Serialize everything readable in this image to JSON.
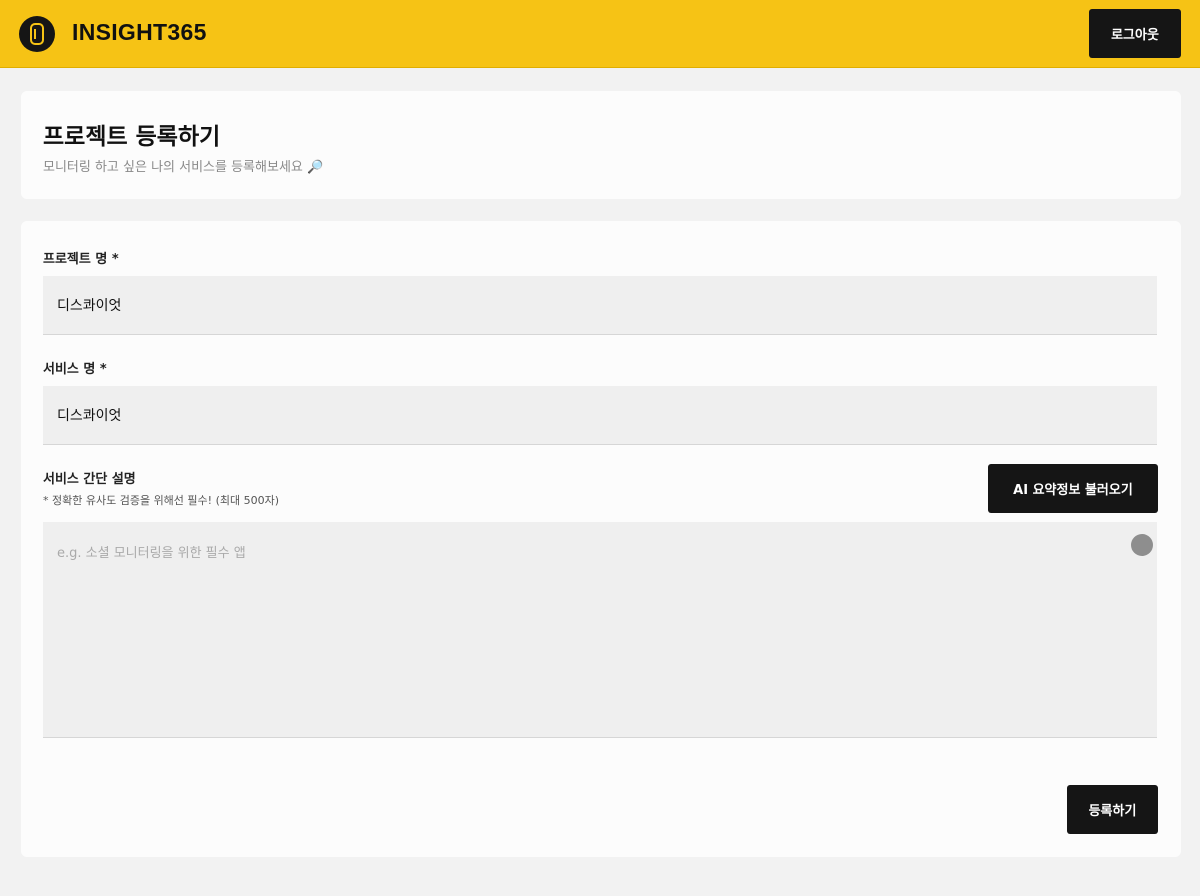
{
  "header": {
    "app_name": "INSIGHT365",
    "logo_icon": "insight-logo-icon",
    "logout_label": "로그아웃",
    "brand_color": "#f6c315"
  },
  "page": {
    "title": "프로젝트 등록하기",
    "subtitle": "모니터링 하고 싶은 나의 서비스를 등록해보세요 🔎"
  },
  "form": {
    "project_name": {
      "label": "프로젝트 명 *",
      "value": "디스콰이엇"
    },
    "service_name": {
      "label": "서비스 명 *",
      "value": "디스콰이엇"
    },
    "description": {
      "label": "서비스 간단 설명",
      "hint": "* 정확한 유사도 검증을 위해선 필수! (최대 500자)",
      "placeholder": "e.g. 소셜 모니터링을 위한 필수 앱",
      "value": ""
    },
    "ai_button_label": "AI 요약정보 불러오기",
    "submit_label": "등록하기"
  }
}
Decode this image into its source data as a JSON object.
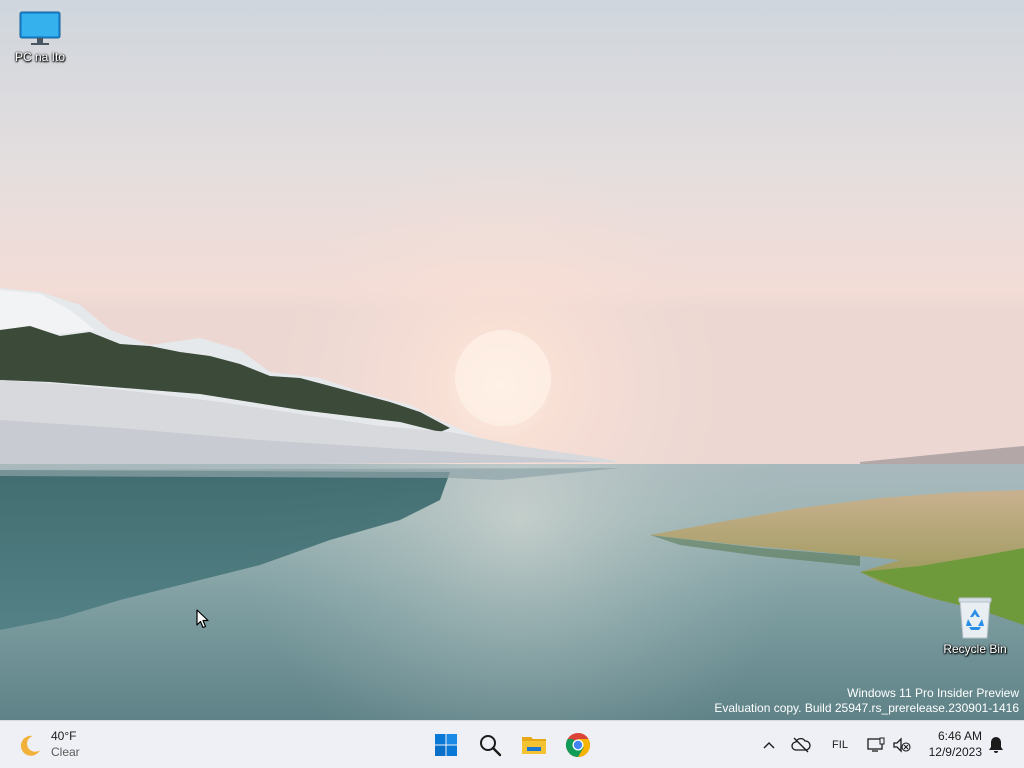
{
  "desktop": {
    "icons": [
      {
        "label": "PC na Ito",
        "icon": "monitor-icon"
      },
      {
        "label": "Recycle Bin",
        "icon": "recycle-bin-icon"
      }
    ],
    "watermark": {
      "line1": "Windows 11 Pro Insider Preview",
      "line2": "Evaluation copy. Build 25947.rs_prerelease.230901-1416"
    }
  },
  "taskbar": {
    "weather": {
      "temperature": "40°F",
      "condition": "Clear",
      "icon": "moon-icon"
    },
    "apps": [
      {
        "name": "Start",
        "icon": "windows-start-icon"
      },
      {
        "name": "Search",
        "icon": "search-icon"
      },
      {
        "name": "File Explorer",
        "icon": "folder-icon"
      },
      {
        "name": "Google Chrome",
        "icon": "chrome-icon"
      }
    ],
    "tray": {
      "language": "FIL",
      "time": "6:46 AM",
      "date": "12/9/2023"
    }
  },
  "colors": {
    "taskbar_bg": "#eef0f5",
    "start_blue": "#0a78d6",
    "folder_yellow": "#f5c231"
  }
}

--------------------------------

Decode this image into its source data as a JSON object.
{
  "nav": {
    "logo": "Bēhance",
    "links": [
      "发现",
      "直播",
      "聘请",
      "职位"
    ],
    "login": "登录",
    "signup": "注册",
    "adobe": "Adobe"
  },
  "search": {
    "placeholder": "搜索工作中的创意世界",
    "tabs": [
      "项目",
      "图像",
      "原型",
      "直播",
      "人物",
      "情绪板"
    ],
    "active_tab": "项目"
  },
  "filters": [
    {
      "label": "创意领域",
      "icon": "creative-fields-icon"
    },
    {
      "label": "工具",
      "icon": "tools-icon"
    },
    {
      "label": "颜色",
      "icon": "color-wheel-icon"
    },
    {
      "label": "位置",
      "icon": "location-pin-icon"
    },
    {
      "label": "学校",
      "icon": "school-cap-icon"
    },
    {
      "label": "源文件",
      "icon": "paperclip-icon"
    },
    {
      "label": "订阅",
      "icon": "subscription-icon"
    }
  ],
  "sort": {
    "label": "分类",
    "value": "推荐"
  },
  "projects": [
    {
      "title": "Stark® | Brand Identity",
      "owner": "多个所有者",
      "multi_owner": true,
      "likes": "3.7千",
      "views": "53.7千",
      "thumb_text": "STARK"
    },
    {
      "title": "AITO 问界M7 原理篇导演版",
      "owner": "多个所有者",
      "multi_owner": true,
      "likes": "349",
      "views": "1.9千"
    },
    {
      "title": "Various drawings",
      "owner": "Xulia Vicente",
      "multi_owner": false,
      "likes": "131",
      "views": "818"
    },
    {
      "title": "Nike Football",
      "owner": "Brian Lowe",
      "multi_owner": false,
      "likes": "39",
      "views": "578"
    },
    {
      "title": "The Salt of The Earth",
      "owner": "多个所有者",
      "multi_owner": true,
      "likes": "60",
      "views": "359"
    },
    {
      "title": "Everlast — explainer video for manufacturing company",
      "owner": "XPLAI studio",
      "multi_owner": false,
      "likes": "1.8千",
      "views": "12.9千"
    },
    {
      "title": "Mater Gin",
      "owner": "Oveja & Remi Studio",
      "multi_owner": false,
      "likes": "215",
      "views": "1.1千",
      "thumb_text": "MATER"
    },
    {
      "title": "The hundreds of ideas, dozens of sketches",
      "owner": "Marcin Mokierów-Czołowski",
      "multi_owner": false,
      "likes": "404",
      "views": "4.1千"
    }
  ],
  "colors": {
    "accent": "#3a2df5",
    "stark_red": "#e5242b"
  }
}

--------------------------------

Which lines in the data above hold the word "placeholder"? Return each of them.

      "placeholder": "e.g. 소셜 모니터링을 위한 필수 앱",
    "placeholder": "搜索工作中的创意世界",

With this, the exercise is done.